§ WHAT NEEDS TO BE DONE: Your answer should consist of the lines below that hold the word "入库启动".
◆ ◆ ◆ ◆
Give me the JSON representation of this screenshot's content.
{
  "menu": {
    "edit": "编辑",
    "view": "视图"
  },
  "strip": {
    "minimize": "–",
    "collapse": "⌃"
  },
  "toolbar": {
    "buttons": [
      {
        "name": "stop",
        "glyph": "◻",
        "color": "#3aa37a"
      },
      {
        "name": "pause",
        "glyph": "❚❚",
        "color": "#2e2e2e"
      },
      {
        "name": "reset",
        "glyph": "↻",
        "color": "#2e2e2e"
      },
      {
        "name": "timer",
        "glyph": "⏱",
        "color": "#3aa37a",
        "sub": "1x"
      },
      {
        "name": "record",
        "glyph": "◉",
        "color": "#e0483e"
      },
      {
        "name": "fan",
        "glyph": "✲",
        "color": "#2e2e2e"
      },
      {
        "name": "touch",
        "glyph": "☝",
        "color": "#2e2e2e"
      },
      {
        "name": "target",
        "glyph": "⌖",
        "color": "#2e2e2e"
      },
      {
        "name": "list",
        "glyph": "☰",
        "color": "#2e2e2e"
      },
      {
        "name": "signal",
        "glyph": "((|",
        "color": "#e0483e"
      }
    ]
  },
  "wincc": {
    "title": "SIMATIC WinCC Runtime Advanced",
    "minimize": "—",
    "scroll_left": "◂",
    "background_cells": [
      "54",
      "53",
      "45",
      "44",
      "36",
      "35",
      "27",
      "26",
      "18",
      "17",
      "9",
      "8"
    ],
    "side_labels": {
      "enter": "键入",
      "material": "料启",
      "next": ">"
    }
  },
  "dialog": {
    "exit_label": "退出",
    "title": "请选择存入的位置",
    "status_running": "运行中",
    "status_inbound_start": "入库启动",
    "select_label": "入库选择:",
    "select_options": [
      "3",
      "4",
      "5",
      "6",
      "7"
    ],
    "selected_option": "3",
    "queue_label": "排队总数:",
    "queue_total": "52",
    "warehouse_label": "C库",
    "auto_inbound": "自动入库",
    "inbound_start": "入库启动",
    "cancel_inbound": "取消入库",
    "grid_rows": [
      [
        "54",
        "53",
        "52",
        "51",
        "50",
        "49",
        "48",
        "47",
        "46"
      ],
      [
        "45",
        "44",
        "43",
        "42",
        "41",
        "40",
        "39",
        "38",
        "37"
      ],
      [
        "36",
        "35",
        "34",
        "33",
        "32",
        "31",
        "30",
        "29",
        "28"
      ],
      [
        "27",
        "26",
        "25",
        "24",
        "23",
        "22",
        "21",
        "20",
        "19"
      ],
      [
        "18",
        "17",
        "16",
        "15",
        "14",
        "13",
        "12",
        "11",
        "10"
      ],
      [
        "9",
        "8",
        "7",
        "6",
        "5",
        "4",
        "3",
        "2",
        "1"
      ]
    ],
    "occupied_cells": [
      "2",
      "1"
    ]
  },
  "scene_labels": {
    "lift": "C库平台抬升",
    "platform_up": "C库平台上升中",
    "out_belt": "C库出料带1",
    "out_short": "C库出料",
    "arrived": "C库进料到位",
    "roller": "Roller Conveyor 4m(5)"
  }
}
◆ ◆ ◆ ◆
§ SOLUTION TO THIS EXERCISE:
    "status_inbound_start": "入库启动",
    "inbound_start": "入库启动",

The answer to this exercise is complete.